[TASK GOAL]: The reply should hold every line of the data, unchanged and complete.

[RECORDS TO USE]:
··········

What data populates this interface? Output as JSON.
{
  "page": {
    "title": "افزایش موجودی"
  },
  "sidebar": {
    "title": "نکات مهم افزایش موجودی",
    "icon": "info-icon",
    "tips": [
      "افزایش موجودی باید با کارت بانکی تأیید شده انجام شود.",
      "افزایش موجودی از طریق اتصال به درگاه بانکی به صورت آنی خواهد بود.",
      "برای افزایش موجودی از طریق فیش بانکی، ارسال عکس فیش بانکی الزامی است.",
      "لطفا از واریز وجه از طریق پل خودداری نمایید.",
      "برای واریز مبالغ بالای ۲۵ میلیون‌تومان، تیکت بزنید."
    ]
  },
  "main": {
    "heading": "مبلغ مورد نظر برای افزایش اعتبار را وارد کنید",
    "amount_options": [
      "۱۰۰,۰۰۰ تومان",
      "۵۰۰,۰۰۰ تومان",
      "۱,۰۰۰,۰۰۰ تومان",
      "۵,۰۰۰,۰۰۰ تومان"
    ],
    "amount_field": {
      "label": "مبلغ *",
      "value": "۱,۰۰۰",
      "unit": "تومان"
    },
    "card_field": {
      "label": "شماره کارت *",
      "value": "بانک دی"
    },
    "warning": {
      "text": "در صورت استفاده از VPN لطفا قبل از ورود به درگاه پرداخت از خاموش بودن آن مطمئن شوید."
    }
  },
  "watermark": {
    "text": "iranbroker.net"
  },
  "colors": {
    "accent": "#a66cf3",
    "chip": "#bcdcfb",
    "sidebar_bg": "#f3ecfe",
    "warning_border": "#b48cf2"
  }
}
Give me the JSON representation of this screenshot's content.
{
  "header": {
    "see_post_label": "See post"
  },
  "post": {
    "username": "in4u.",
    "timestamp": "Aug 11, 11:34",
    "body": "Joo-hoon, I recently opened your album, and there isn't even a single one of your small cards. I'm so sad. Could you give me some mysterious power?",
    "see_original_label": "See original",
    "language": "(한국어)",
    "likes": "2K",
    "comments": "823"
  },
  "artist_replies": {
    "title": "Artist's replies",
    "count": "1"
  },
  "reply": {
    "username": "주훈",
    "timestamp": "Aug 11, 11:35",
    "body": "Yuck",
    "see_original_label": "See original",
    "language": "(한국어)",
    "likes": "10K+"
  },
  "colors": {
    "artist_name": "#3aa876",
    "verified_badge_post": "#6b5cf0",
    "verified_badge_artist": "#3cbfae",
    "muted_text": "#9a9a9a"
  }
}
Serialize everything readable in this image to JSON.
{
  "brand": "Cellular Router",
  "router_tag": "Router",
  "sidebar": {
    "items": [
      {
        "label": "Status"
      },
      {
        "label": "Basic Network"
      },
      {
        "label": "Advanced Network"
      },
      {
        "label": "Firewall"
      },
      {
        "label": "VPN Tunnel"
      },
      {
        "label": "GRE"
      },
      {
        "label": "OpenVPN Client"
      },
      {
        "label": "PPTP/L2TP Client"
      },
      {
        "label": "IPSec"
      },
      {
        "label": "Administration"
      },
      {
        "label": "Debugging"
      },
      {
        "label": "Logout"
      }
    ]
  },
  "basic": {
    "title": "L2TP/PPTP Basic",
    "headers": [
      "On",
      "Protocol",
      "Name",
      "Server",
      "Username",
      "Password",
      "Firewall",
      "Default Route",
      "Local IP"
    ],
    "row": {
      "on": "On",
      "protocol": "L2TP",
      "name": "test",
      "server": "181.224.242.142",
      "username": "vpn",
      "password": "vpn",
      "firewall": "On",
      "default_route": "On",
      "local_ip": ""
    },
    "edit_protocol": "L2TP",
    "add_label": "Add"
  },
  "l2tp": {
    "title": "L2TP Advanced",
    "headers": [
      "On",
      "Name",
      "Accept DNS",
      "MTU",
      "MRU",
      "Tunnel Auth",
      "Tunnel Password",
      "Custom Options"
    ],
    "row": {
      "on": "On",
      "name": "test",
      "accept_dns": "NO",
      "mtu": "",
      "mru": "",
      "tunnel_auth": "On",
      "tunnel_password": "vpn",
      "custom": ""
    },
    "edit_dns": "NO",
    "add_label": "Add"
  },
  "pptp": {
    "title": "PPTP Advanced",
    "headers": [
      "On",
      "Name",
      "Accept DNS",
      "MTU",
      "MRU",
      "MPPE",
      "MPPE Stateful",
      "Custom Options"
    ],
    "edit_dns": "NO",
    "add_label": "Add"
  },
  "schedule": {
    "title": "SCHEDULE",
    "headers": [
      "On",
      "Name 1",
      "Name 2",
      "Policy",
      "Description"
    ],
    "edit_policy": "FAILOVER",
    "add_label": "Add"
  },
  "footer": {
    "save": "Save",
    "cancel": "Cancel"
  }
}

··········

[EXERCISE RESPONSE]:
What data populates this interface? Output as JSON.
{
  "page": {
    "title": "افزایش موجودی"
  },
  "sidebar": {
    "title": "نکات مهم افزایش موجودی",
    "icon": "info-icon",
    "tips": [
      "افزایش موجودی باید با کارت بانکی تأیید شده انجام شود.",
      "افزایش موجودی از طریق اتصال به درگاه بانکی به صورت آنی خواهد بود.",
      "برای افزایش موجودی از طریق فیش بانکی، ارسال عکس فیش بانکی الزامی است.",
      "لطفا از واریز وجه از طریق پل خودداری نمایید.",
      "برای واریز مبالغ بالای ۲۵ میلیون‌تومان، تیکت بزنید."
    ]
  },
  "main": {
    "heading": "مبلغ مورد نظر برای افزایش اعتبار را وارد کنید",
    "amount_options": [
      "۱۰۰,۰۰۰ تومان",
      "۵۰۰,۰۰۰ تومان",
      "۱,۰۰۰,۰۰۰ تومان",
      "۵,۰۰۰,۰۰۰ تومان"
    ],
    "amount_field": {
      "label": "مبلغ *",
      "value": "۱,۰۰۰",
      "unit": "تومان"
    },
    "card_field": {
      "label": "شماره کارت *",
      "value": "بانک دی"
    },
    "warning": {
      "text": "در صورت استفاده از VPN لطفا قبل از ورود به درگاه پرداخت از خاموش بودن آن مطمئن شوید."
    }
  },
  "watermark": {
    "text": "iranbroker.net"
  },
  "colors": {
    "accent": "#a66cf3",
    "chip": "#bcdcfb",
    "sidebar_bg": "#f3ecfe",
    "warning_border": "#b48cf2"
  }
}
Give me the JSON representation of this screenshot's content.
{
  "header": {
    "see_post_label": "See post"
  },
  "post": {
    "username": "in4u.",
    "timestamp": "Aug 11, 11:34",
    "body": "Joo-hoon, I recently opened your album, and there isn't even a single one of your small cards. I'm so sad. Could you give me some mysterious power?",
    "see_original_label": "See original",
    "language": "(한국어)",
    "likes": "2K",
    "comments": "823"
  },
  "artist_replies": {
    "title": "Artist's replies",
    "count": "1"
  },
  "reply": {
    "username": "주훈",
    "timestamp": "Aug 11, 11:35",
    "body": "Yuck",
    "see_original_label": "See original",
    "language": "(한국어)",
    "likes": "10K+"
  },
  "colors": {
    "artist_name": "#3aa876",
    "verified_badge_post": "#6b5cf0",
    "verified_badge_artist": "#3cbfae",
    "muted_text": "#9a9a9a"
  }
}
Serialize everything readable in this image to JSON.
{
  "brand": "Cellular Router",
  "router_tag": "Router",
  "sidebar": {
    "items": [
      {
        "label": "Status"
      },
      {
        "label": "Basic Network"
      },
      {
        "label": "Advanced Network"
      },
      {
        "label": "Firewall"
      },
      {
        "label": "VPN Tunnel"
      },
      {
        "label": "GRE"
      },
      {
        "label": "OpenVPN Client"
      },
      {
        "label": "PPTP/L2TP Client"
      },
      {
        "label": "IPSec"
      },
      {
        "label": "Administration"
      },
      {
        "label": "Debugging"
      },
      {
        "label": "Logout"
      }
    ]
  },
  "basic": {
    "title": "L2TP/PPTP Basic",
    "headers": [
      "On",
      "Protocol",
      "Name",
      "Server",
      "Username",
      "Password",
      "Firewall",
      "Default Route",
      "Local IP"
    ],
    "row": {
      "on": "On",
      "protocol": "L2TP",
      "name": "test",
      "server": "181.224.242.142",
      "username": "vpn",
      "password": "vpn",
      "firewall": "On",
      "default_route": "On",
      "local_ip": ""
    },
    "edit_protocol": "L2TP",
    "add_label": "Add"
  },
  "l2tp": {
    "title": "L2TP Advanced",
    "headers": [
      "On",
      "Name",
      "Accept DNS",
      "MTU",
      "MRU",
      "Tunnel Auth",
      "Tunnel Password",
      "Custom Options"
    ],
    "row": {
      "on": "On",
      "name": "test",
      "accept_dns": "NO",
      "mtu": "",
      "mru": "",
      "tunnel_auth": "On",
      "tunnel_password": "vpn",
      "custom": ""
    },
    "edit_dns": "NO",
    "add_label": "Add"
  },
  "pptp": {
    "title": "PPTP Advanced",
    "headers": [
      "On",
      "Name",
      "Accept DNS",
      "MTU",
      "MRU",
      "MPPE",
      "MPPE Stateful",
      "Custom Options"
    ],
    "edit_dns": "NO",
    "add_label": "Add"
  },
  "schedule": {
    "title": "SCHEDULE",
    "headers": [
      "On",
      "Name 1",
      "Name 2",
      "Policy",
      "Description"
    ],
    "edit_policy": "FAILOVER",
    "add_label": "Add"
  },
  "footer": {
    "save": "Save",
    "cancel": "Cancel"
  }
}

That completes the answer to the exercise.